> [Extracted records]:
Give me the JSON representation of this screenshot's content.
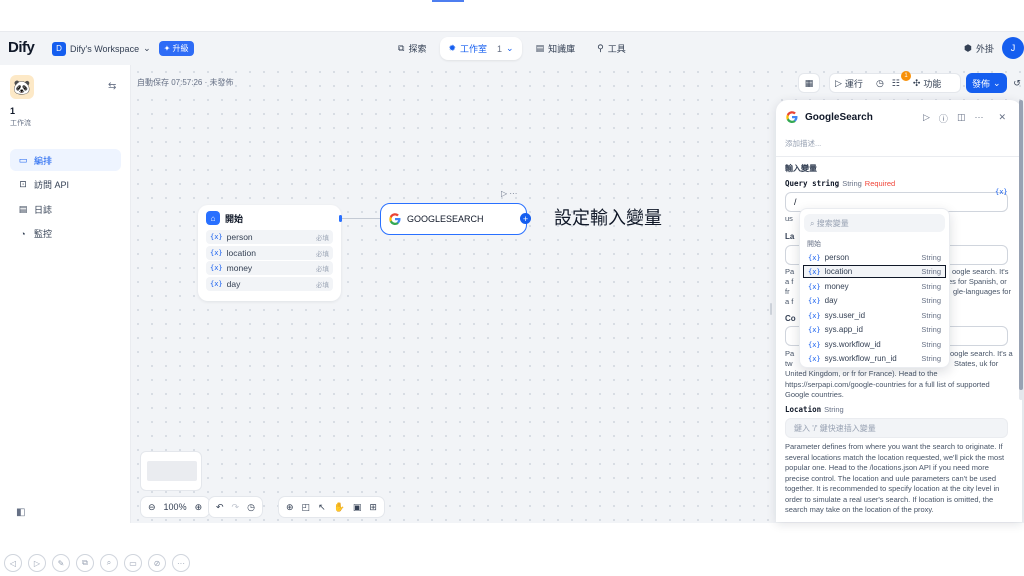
{
  "nav": {
    "logo": "Dify",
    "workspace_initial": "D",
    "workspace_name": "Dify's Workspace",
    "upgrade": "✦ 升級",
    "center": [
      {
        "name": "explore",
        "icon": "⧉",
        "label": "探索"
      },
      {
        "name": "studio",
        "icon": "✹",
        "label": "工作室",
        "count": "1"
      },
      {
        "name": "knowledge",
        "icon": "▤",
        "label": "知識庫"
      },
      {
        "name": "tools",
        "icon": "⚲",
        "label": "工具"
      }
    ],
    "plugins": "外掛",
    "user_initial": "J"
  },
  "sidebar": {
    "app_name": "1",
    "app_type": "工作流",
    "items": [
      {
        "icon": "▭",
        "label": "編排"
      },
      {
        "icon": "⊡",
        "label": "訪問 API"
      },
      {
        "icon": "▤",
        "label": "日誌"
      },
      {
        "icon": "◔",
        "label": "監控"
      }
    ]
  },
  "canvas": {
    "autosave": "自動保存 07:57:26 · 未發佈",
    "toolbar": {
      "run": "運行",
      "features": "功能",
      "publish": "發佈",
      "badge_count": "1"
    },
    "zoom": "100%",
    "annotation": "設定輸入變量"
  },
  "start_node": {
    "title": "開始",
    "vars": [
      {
        "name": "person",
        "req": "必填"
      },
      {
        "name": "location",
        "req": "必填"
      },
      {
        "name": "money",
        "req": "必填"
      },
      {
        "name": "day",
        "req": "必填"
      }
    ]
  },
  "google_node": {
    "title": "GOOGLESEARCH"
  },
  "panel": {
    "title": "GoogleSearch",
    "desc_placeholder": "添加描述...",
    "section": "輸入變量",
    "query": {
      "name": "Query string",
      "type": "String",
      "required": "Required",
      "value": "/"
    },
    "frag_us": "us",
    "frag_la": "La",
    "lang_frag_1a": "Pa",
    "lang_frag_1b": "oogle search. It's",
    "lang_frag_2a": "a f",
    "lang_frag_2b": "es for Spanish, or",
    "lang_frag_3a": "fr",
    "lang_frag_3b": "gle-languages for",
    "lang_frag_4": "a f",
    "frag_co": "Co",
    "country_frag_1a": "Pa",
    "country_frag_1b": "oogle search. It's a",
    "country_frag_2a": "tw",
    "country_frag_2b": "States, uk for",
    "country_text": "United Kingdom, or fr for France). Head to the https://serpapi.com/google-countries for a full list of supported Google countries.",
    "location": {
      "name": "Location",
      "type": "String",
      "placeholder": "鍵入 '/' 鍵快速插入變量"
    },
    "location_text": "Parameter defines from where you want the search to originate. If several locations match the location requested, we'll pick the most popular one. Head to the /locations.json API if you need more precise control. The location and uule parameters can't be used together. It is recommended to specify location at the city level in order to simulate a real user's search. If location is omitted, the search may take on the location of the proxy."
  },
  "dropdown": {
    "search_placeholder": "搜索變量",
    "group": "開始",
    "items": [
      {
        "name": "person",
        "type": "String"
      },
      {
        "name": "location",
        "type": "String"
      },
      {
        "name": "money",
        "type": "String"
      },
      {
        "name": "day",
        "type": "String"
      },
      {
        "name": "sys.user_id",
        "type": "String"
      },
      {
        "name": "sys.app_id",
        "type": "String"
      },
      {
        "name": "sys.workflow_id",
        "type": "String"
      },
      {
        "name": "sys.workflow_run_id",
        "type": "String"
      }
    ]
  },
  "colors": {
    "accent": "#155eef",
    "required": "#f04438",
    "badge": "#f79009"
  }
}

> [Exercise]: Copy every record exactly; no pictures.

> [Task output]:
Give me the JSON representation of this screenshot's content.
{
  "nav": {
    "logo": "Dify",
    "workspace_initial": "D",
    "workspace_name": "Dify's Workspace",
    "upgrade": "✦ 升級",
    "center": [
      {
        "name": "explore",
        "icon": "⧉",
        "label": "探索"
      },
      {
        "name": "studio",
        "icon": "✹",
        "label": "工作室",
        "count": "1"
      },
      {
        "name": "knowledge",
        "icon": "▤",
        "label": "知識庫"
      },
      {
        "name": "tools",
        "icon": "⚲",
        "label": "工具"
      }
    ],
    "plugins": "外掛",
    "user_initial": "J"
  },
  "sidebar": {
    "app_name": "1",
    "app_type": "工作流",
    "items": [
      {
        "icon": "▭",
        "label": "編排"
      },
      {
        "icon": "⊡",
        "label": "訪問 API"
      },
      {
        "icon": "▤",
        "label": "日誌"
      },
      {
        "icon": "◔",
        "label": "監控"
      }
    ]
  },
  "canvas": {
    "autosave": "自動保存 07:57:26 · 未發佈",
    "toolbar": {
      "run": "運行",
      "features": "功能",
      "publish": "發佈",
      "badge_count": "1"
    },
    "zoom": "100%",
    "annotation": "設定輸入變量"
  },
  "start_node": {
    "title": "開始",
    "vars": [
      {
        "name": "person",
        "req": "必填"
      },
      {
        "name": "location",
        "req": "必填"
      },
      {
        "name": "money",
        "req": "必填"
      },
      {
        "name": "day",
        "req": "必填"
      }
    ]
  },
  "google_node": {
    "title": "GOOGLESEARCH"
  },
  "panel": {
    "title": "GoogleSearch",
    "desc_placeholder": "添加描述...",
    "section": "輸入變量",
    "query": {
      "name": "Query string",
      "type": "String",
      "required": "Required",
      "value": "/"
    },
    "frag_us": "us",
    "frag_la": "La",
    "lang_frag_1a": "Pa",
    "lang_frag_1b": "oogle search. It's",
    "lang_frag_2a": "a f",
    "lang_frag_2b": "es for Spanish, or",
    "lang_frag_3a": "fr",
    "lang_frag_3b": "gle-languages for",
    "lang_frag_4": "a f",
    "frag_co": "Co",
    "country_frag_1a": "Pa",
    "country_frag_1b": "oogle search. It's a",
    "country_frag_2a": "tw",
    "country_frag_2b": "States, uk for",
    "country_text": "United Kingdom, or fr for France). Head to the https://serpapi.com/google-countries for a full list of supported Google countries.",
    "location": {
      "name": "Location",
      "type": "String",
      "placeholder": "鍵入 '/' 鍵快速插入變量"
    },
    "location_text": "Parameter defines from where you want the search to originate. If several locations match the location requested, we'll pick the most popular one. Head to the /locations.json API if you need more precise control. The location and uule parameters can't be used together. It is recommended to specify location at the city level in order to simulate a real user's search. If location is omitted, the search may take on the location of the proxy."
  },
  "dropdown": {
    "search_placeholder": "搜索變量",
    "group": "開始",
    "items": [
      {
        "name": "person",
        "type": "String"
      },
      {
        "name": "location",
        "type": "String"
      },
      {
        "name": "money",
        "type": "String"
      },
      {
        "name": "day",
        "type": "String"
      },
      {
        "name": "sys.user_id",
        "type": "String"
      },
      {
        "name": "sys.app_id",
        "type": "String"
      },
      {
        "name": "sys.workflow_id",
        "type": "String"
      },
      {
        "name": "sys.workflow_run_id",
        "type": "String"
      }
    ]
  },
  "colors": {
    "accent": "#155eef",
    "required": "#f04438",
    "badge": "#f79009"
  }
}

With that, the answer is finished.